▸ **TASK DESCRIPTION**:
The result should be every line in the material below containing the string "Google".
==================================================
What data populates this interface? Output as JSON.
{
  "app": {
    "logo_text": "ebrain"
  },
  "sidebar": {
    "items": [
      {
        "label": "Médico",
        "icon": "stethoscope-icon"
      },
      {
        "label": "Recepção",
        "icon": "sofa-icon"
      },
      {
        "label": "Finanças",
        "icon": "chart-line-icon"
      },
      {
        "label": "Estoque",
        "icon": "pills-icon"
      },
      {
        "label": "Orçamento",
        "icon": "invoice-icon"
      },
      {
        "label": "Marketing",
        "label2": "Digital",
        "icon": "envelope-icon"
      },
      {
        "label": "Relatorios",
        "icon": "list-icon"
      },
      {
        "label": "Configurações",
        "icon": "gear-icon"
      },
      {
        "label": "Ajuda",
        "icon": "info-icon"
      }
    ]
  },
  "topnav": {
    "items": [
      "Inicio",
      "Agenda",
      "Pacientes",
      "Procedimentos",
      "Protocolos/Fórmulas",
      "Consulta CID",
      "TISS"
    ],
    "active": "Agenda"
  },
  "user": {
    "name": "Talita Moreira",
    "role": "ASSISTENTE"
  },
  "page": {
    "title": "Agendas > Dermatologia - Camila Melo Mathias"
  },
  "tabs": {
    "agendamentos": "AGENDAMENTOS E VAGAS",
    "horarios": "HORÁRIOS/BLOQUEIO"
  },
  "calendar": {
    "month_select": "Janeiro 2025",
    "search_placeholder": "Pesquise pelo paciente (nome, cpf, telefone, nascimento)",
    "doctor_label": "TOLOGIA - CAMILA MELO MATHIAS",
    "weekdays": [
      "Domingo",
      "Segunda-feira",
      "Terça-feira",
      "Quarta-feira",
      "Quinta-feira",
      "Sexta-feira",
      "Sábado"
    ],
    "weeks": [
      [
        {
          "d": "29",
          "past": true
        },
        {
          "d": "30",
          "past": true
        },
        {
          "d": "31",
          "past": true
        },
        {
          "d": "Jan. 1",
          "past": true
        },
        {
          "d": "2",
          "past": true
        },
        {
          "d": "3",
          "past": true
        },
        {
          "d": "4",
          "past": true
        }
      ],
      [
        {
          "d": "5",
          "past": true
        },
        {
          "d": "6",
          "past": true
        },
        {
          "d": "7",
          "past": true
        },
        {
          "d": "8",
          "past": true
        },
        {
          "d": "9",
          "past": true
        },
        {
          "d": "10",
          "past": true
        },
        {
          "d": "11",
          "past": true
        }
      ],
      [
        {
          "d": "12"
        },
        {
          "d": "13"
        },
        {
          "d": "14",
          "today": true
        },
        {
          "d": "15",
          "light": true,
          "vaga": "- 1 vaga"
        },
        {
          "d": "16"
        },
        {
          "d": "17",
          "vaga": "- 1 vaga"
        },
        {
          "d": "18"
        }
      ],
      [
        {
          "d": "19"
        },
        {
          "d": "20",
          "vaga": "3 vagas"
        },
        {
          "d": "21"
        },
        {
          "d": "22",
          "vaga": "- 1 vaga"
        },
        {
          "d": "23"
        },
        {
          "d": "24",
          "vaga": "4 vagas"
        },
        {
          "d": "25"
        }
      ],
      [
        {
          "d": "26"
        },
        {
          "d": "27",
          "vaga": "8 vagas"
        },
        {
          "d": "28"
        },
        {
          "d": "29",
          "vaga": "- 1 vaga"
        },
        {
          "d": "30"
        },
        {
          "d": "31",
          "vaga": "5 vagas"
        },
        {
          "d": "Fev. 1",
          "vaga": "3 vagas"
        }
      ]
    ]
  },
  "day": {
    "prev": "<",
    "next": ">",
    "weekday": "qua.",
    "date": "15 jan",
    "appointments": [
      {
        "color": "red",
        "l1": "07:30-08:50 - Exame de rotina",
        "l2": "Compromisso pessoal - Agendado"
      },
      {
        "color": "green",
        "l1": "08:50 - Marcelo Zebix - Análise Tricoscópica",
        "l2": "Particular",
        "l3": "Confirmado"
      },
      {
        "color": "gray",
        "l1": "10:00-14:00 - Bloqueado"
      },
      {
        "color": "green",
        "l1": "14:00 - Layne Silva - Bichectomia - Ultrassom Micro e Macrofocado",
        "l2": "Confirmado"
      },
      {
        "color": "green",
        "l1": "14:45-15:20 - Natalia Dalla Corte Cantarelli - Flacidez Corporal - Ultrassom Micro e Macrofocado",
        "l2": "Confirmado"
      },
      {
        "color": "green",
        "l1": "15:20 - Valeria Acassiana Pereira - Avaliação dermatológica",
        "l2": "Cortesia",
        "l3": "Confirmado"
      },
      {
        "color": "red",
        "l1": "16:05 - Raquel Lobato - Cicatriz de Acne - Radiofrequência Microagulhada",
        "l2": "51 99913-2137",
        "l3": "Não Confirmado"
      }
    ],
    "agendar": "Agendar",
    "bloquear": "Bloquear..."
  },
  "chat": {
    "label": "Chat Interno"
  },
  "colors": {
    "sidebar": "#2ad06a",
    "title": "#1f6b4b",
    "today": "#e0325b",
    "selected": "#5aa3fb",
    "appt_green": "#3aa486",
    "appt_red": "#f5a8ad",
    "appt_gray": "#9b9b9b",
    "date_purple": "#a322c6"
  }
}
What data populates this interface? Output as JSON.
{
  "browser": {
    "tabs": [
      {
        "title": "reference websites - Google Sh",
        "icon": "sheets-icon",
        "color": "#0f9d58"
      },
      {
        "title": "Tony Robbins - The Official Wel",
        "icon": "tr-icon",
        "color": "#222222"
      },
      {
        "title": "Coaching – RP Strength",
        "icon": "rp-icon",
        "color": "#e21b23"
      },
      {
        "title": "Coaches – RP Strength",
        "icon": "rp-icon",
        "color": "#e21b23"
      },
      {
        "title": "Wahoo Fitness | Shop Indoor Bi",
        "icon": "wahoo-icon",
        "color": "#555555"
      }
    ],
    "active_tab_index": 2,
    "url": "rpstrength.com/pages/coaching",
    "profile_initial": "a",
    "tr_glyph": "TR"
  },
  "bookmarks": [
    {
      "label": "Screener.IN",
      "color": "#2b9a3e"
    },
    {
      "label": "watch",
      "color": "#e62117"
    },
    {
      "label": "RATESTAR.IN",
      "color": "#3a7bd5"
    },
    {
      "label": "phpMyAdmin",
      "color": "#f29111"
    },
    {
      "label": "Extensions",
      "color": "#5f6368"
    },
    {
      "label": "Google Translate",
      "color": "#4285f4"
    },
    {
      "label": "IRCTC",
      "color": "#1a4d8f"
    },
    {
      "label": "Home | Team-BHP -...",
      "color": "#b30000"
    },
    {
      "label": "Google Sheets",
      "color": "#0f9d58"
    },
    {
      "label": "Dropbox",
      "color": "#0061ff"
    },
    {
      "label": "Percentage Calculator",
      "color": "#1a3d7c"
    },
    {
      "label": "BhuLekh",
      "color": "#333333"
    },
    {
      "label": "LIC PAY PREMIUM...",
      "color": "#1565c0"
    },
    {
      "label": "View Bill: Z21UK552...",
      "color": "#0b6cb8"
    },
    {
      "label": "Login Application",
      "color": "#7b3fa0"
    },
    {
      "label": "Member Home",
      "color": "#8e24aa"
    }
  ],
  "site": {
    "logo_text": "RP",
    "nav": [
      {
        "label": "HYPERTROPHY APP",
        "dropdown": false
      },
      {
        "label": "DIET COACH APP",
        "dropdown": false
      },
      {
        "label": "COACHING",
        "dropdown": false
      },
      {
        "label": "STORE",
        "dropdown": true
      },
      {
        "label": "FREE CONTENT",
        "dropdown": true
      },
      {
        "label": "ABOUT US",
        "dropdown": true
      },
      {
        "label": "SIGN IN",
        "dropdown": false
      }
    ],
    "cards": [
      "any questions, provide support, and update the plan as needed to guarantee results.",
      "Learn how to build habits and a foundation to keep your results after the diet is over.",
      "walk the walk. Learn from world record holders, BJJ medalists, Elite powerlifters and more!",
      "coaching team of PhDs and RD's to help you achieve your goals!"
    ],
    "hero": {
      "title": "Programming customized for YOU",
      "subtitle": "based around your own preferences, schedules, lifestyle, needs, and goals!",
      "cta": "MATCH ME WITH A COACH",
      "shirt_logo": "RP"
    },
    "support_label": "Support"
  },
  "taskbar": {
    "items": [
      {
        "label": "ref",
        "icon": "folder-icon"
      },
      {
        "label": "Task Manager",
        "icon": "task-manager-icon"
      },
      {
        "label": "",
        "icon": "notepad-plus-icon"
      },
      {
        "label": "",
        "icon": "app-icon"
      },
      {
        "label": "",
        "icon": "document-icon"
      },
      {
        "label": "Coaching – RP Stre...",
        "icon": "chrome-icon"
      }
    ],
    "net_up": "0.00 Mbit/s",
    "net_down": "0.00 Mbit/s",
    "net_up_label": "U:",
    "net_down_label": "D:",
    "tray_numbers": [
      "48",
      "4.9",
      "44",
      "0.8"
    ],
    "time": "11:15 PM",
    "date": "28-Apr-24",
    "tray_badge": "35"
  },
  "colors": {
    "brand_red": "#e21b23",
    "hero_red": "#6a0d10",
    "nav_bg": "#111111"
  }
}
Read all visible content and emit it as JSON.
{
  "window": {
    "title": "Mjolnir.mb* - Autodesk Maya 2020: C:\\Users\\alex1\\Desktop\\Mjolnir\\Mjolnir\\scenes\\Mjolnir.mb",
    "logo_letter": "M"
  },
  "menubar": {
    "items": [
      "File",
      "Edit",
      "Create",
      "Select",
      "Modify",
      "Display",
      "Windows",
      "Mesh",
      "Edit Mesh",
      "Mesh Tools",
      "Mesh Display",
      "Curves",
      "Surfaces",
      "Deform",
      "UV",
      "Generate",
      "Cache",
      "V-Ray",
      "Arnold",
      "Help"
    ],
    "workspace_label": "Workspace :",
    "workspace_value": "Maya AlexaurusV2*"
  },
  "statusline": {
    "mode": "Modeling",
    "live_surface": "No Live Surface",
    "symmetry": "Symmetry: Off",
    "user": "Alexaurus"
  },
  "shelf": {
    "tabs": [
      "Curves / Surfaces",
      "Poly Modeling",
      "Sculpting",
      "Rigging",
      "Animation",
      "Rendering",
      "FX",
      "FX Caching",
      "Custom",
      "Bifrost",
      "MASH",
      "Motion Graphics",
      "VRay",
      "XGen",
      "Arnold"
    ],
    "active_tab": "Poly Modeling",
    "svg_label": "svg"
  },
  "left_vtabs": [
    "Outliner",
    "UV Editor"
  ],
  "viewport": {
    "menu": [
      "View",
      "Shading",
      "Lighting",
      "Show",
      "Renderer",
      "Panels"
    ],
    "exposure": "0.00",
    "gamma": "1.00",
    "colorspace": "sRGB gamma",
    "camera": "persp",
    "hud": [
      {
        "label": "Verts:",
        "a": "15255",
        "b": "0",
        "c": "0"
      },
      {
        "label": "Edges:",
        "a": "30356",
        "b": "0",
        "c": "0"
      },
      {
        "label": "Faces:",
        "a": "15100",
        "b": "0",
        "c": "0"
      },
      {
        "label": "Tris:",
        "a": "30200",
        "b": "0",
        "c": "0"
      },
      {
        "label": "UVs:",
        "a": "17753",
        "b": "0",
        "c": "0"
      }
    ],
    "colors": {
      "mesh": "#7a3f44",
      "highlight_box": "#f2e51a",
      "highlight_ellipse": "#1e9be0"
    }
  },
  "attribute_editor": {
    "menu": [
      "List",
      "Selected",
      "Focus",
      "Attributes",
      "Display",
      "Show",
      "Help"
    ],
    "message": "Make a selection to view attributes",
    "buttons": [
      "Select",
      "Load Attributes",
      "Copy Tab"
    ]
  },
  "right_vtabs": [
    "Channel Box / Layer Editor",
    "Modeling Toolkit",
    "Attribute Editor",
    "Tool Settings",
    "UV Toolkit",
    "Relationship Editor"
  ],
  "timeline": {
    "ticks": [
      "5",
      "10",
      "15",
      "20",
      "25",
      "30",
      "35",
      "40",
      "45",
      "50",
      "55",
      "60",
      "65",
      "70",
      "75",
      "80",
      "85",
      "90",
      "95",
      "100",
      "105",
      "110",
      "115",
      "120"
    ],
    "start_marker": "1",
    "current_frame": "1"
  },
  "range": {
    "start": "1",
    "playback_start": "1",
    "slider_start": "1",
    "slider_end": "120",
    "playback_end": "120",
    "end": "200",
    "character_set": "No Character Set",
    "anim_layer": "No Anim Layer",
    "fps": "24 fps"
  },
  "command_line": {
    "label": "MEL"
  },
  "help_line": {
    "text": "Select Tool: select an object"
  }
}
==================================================
▸ **ANSWER BOX**:
        "title": "reference websites - Google Sh",
      "label": "Google Translate",
      "label": "Google Sheets",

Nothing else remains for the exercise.